Why This Works
This works because you need to stand out from the crowd. Quick and easy eCommerce is now par for the course — if you can forge an actual connection with customers you’ll keep them coming back and increase your total CLV.
4. Embrace good advice.
Sometimes it’s better to listen than talk. Customers often have good advice on how you could improve business practices to better serve their needs — and you can increase CLV by taking it.
For example, you could create a poll on new product or service ideas and see what your customer base thinks. Make sure you don’t lock them into a specific set of choices; give them room to add their own ideas that could help make things better. While not every customer will participate, those that do will often have good advice and can end up being some of your most loyal customers.
Quick tip: Give credit where credit is due. If a customer comes up with a good idea, credit them for the help and consider sending them something as a token of appreciation.
Why This Works
This works because it shows you’re willing to listen. Too many brands take the stance that they know what their customers want better than customers themselves, which in turn can lower total CLV. By taking the time to listen and respond — even if customer advice isn’t exactly what you want to hear — you can facilitate long-term loyalty and boost CLV.
5. Empower easy connections.
Customers won’t wait around for your brand to connect with them or answer their questions. Recent survey data found that 88% of customers want a response to emails in one hour or less. While this isn’t always possible, businesses can put practices in place to shorten response times and empower easy connections.
Active social media is one example. By equipping a customer success team with the tools and technology to monitor and respond to customer comments or concerns via social media, brands can jumpstart the connection process and help customers feel heard.
Why This Works
CLV is now driven by relationships and relationships require an ongoing connection. While one-hour email response times may be out of reach, the easier you make it for customers to connect with your brand the more connected they’ll feel overall and the more likely they’ll come back to spend more money.
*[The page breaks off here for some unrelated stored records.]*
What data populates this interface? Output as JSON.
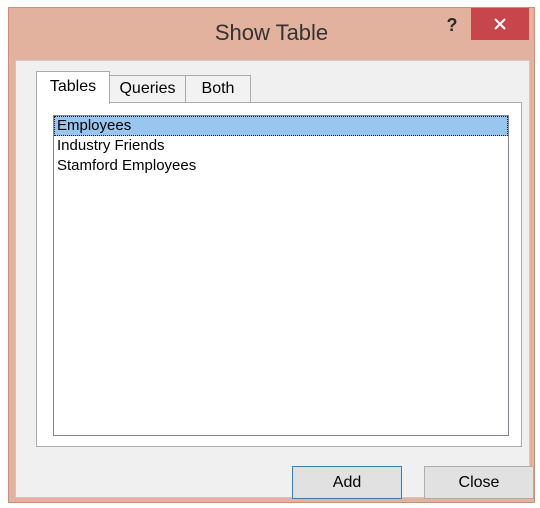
{
  "window": {
    "title": "Show Table",
    "help_label": "?"
  },
  "tabs": [
    {
      "label": "Tables",
      "active": true
    },
    {
      "label": "Queries",
      "active": false
    },
    {
      "label": "Both",
      "active": false
    }
  ],
  "list": {
    "items": [
      {
        "label": "Employees",
        "selected": true
      },
      {
        "label": "Industry Friends",
        "selected": false
      },
      {
        "label": "Stamford Employees",
        "selected": false
      }
    ]
  },
  "buttons": {
    "add_label": "Add",
    "close_label": "Close"
  },
  "colors": {
    "titlebar": "#e2b29e",
    "close_button": "#c8454b",
    "selection": "#99c6ee",
    "default_button_border": "#3c7fb1"
  }
}
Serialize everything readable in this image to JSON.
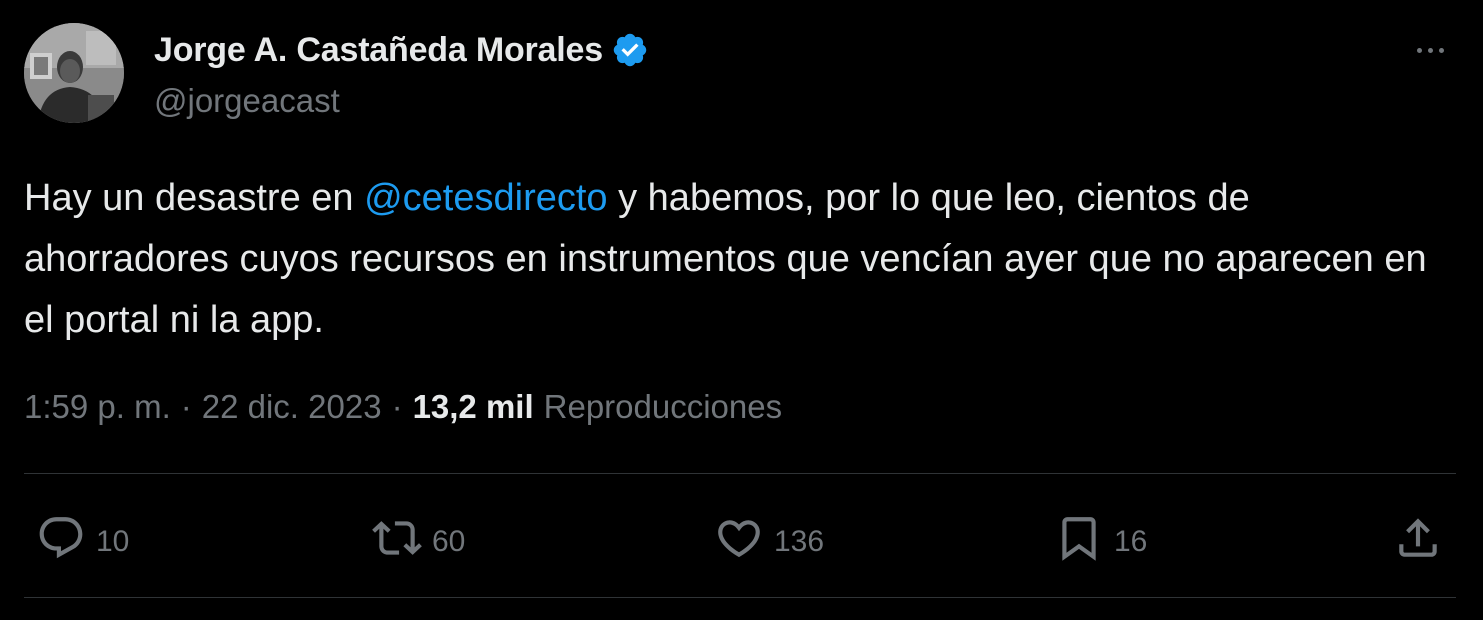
{
  "tweet": {
    "author": {
      "display_name": "Jorge A. Castañeda Morales",
      "handle": "@jorgeacast",
      "verified": true,
      "avatar_icon": "profile-photo"
    },
    "text": {
      "before_mention": "Hay un desastre en ",
      "mention": "@cetesdirecto",
      "after_mention": " y habemos, por lo que leo, cientos de ahorradores cuyos recursos en instrumentos que vencían ayer que no aparecen en el portal ni la app."
    },
    "meta": {
      "time": "1:59 p. m.",
      "separator": "·",
      "date": "22 dic. 2023",
      "views_count": "13,2 mil",
      "views_label": "Reproducciones"
    },
    "actions": {
      "replies": "10",
      "reposts": "60",
      "likes": "136",
      "bookmarks": "16"
    },
    "icons": {
      "more": "more-horizontal-icon",
      "verified": "verified-badge-icon",
      "reply": "reply-icon",
      "repost": "repost-icon",
      "like": "heart-icon",
      "bookmark": "bookmark-icon",
      "share": "share-icon"
    },
    "colors": {
      "background": "#000000",
      "primary_text": "#e7e9ea",
      "secondary_text": "#71767b",
      "accent": "#1d9bf0",
      "divider": "#2f3336"
    }
  }
}
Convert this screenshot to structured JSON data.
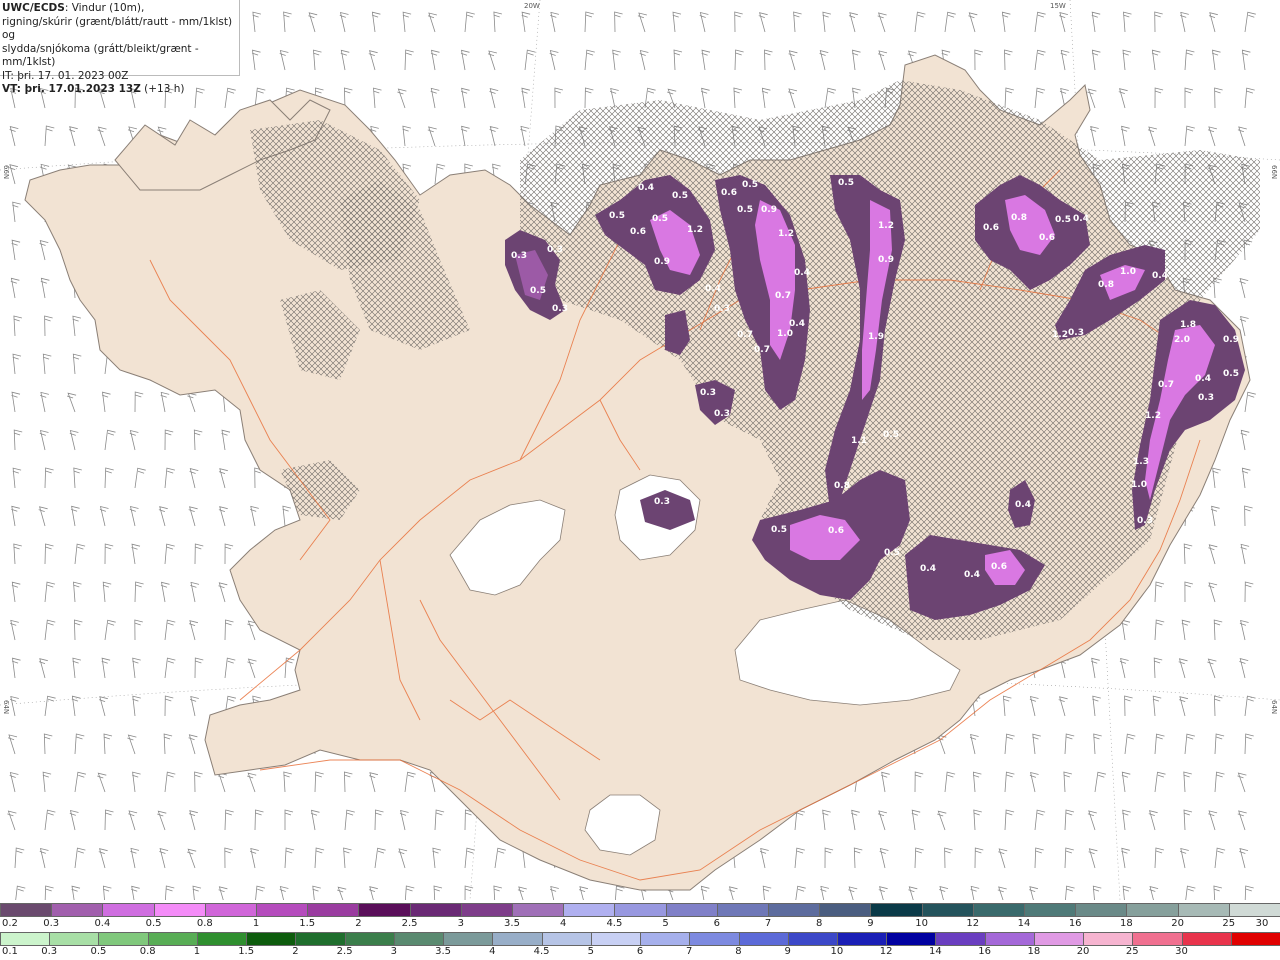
{
  "header": {
    "product": "UWC/ECDS",
    "line1_rest": ": Vindur (10m),",
    "line2": "rigning/skúrir (grænt/blátt/rautt - mm/1klst) og",
    "line3": "slydda/snjókoma (grátt/bleikt/grænt - mm/1klst)",
    "line4": "IT: þri. 17. 01. 2023 00Z",
    "vt_label": "VT: þri. 17.01.2023 13Z",
    "vt_offset": " (+13 h)"
  },
  "grid_labels": {
    "top_20w": "20W",
    "top_15w": "15W",
    "left_66n": "66N",
    "left_64n": "64N",
    "right_66n": "66N",
    "right_64n": "64N"
  },
  "colors": {
    "land": "#f2e3d3",
    "coast": "#8a7f76",
    "roads": "#e8703a",
    "sea": "#ffffff",
    "precip_light": "#6c4472",
    "precip_mid": "#9c5aa6",
    "precip_high": "#d978e2",
    "precip_peak": "#f08cf8"
  },
  "precip_labels": [
    {
      "v": "0.3",
      "k": "l1"
    },
    {
      "v": "0.3",
      "k": "l2"
    },
    {
      "v": "0.5",
      "k": "l3"
    },
    {
      "v": "0.3",
      "k": "l4"
    },
    {
      "v": "0.4",
      "k": "l5"
    },
    {
      "v": "0.5",
      "k": "l6"
    },
    {
      "v": "0.5",
      "k": "l7"
    },
    {
      "v": "0.6",
      "k": "l8"
    },
    {
      "v": "0.5",
      "k": "l9"
    },
    {
      "v": "0.9",
      "k": "l10"
    },
    {
      "v": "1.2",
      "k": "l11"
    },
    {
      "v": "0.6",
      "k": "l12"
    },
    {
      "v": "0.5",
      "k": "l13"
    },
    {
      "v": "0.5",
      "k": "l14"
    },
    {
      "v": "0.9",
      "k": "l15"
    },
    {
      "v": "1.2",
      "k": "l16"
    },
    {
      "v": "0.4",
      "k": "l17"
    },
    {
      "v": "0.3",
      "k": "l18"
    },
    {
      "v": "0.7",
      "k": "l19"
    },
    {
      "v": "0.4",
      "k": "l20"
    },
    {
      "v": "0.7",
      "k": "l21"
    },
    {
      "v": "0.7",
      "k": "l22"
    },
    {
      "v": "0.4",
      "k": "l23"
    },
    {
      "v": "1.0",
      "k": "l24"
    },
    {
      "v": "0.3",
      "k": "l25"
    },
    {
      "v": "0.3",
      "k": "l26"
    },
    {
      "v": "0.5",
      "k": "l27"
    },
    {
      "v": "1.2",
      "k": "l28"
    },
    {
      "v": "0.9",
      "k": "l29"
    },
    {
      "v": "1.9",
      "k": "l30"
    },
    {
      "v": "1.1",
      "k": "l31"
    },
    {
      "v": "0.5",
      "k": "l32"
    },
    {
      "v": "0.8",
      "k": "l33"
    },
    {
      "v": "0.5",
      "k": "l34"
    },
    {
      "v": "0.6",
      "k": "l35"
    },
    {
      "v": "0.5",
      "k": "l36"
    },
    {
      "v": "0.4",
      "k": "l37"
    },
    {
      "v": "0.4",
      "k": "l38"
    },
    {
      "v": "0.6",
      "k": "l39"
    },
    {
      "v": "0.4",
      "k": "l40"
    },
    {
      "v": "0.3",
      "k": "l41"
    },
    {
      "v": "0.6",
      "k": "l42"
    },
    {
      "v": "0.8",
      "k": "l43"
    },
    {
      "v": "0.6",
      "k": "l44"
    },
    {
      "v": "0.5",
      "k": "l45"
    },
    {
      "v": "0.4",
      "k": "l46"
    },
    {
      "v": "1.0",
      "k": "l47"
    },
    {
      "v": "0.8",
      "k": "l48"
    },
    {
      "v": "0.4",
      "k": "l49"
    },
    {
      "v": "1.2",
      "k": "l50"
    },
    {
      "v": "0.3",
      "k": "l51"
    },
    {
      "v": "1.8",
      "k": "l52"
    },
    {
      "v": "2.0",
      "k": "l53"
    },
    {
      "v": "0.9",
      "k": "l54"
    },
    {
      "v": "0.7",
      "k": "l55"
    },
    {
      "v": "0.4",
      "k": "l56"
    },
    {
      "v": "0.5",
      "k": "l57"
    },
    {
      "v": "0.3",
      "k": "l58"
    },
    {
      "v": "1.2",
      "k": "l59"
    },
    {
      "v": "1.3",
      "k": "l60"
    },
    {
      "v": "1.0",
      "k": "l61"
    },
    {
      "v": "0.3",
      "k": "l62"
    }
  ],
  "legend_snow": {
    "labels": [
      "0.2",
      "0.3",
      "0.4",
      "0.5",
      "0.8",
      "1",
      "1.5",
      "2",
      "2.5",
      "3",
      "3.5",
      "4",
      "4.5",
      "5",
      "6",
      "7",
      "8",
      "9",
      "10",
      "12",
      "14",
      "16",
      "18",
      "20",
      "25",
      "30"
    ],
    "colors": [
      "#6a4a6e",
      "#a15fad",
      "#cf6ee0",
      "#f48cf8",
      "#d066d9",
      "#b54cbd",
      "#9a3ca0",
      "#5a0f5a",
      "#6a2a75",
      "#7e3d8a",
      "#a070b8",
      "#b0b0f0",
      "#9898e0",
      "#8080c8",
      "#6f78b8",
      "#5d6c9e",
      "#4a5d80",
      "#0a3a48",
      "#24535c",
      "#3a6a6c",
      "#4f7a78",
      "#6a8a88",
      "#86a09c",
      "#a7bab6",
      "#d0dad6"
    ]
  },
  "legend_rain": {
    "labels": [
      "0.1",
      "0.3",
      "0.5",
      "0.8",
      "1",
      "1.5",
      "2",
      "2.5",
      "3",
      "3.5",
      "4",
      "4.5",
      "5",
      "6",
      "7",
      "8",
      "9",
      "10",
      "12",
      "14",
      "16",
      "18",
      "20",
      "25",
      "30"
    ],
    "colors": [
      "#ccf4cc",
      "#a8dfa6",
      "#80c87c",
      "#58ad55",
      "#2f8f2f",
      "#0d5c0d",
      "#1f6e2d",
      "#3b7e4b",
      "#5a8a70",
      "#7b9a9a",
      "#98aec8",
      "#b6c4e6",
      "#c8d0f4",
      "#a6b0ec",
      "#7d8ae0",
      "#5c6ad8",
      "#3c48c8",
      "#1a1fb6",
      "#0000a0",
      "#6a3ec0",
      "#a468d8",
      "#e09ae4",
      "#f6b4d0",
      "#f07090",
      "#e8344c",
      "#e00000"
    ]
  }
}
6. Improve your customer service.
90% of Americans say that customer service is one factor they consider when choosing companies to do business with. So if you want to improve your customer lifetime value, you should pay attention to your customer service and look for ways to make it excellent.
You can improve your customer service by offering existing customers personalized services, omnichannel customer support, and a proper return or refund policy.
Why This Works
It’s simple: The better your customer service the more customers feel valued by your brand for more than their purchases. If you stand behind your products with substantive return and refund policies, it communicates to customers that your priority is quality and satisfaction, not overall sales volume. The result? Increased CLV.
The Benefit of Customer Lifetime Value
Customer lifetime value is an incredibly useful metric. It tells you which customers spend the most at your business and which ones will remain loyal to you for the longest amount of time. Use the formulas and model provided above and start calculating CLTV for your business today.
Editor’s note: This post was originally published in May 2021 and has been updated for comprehensiveness.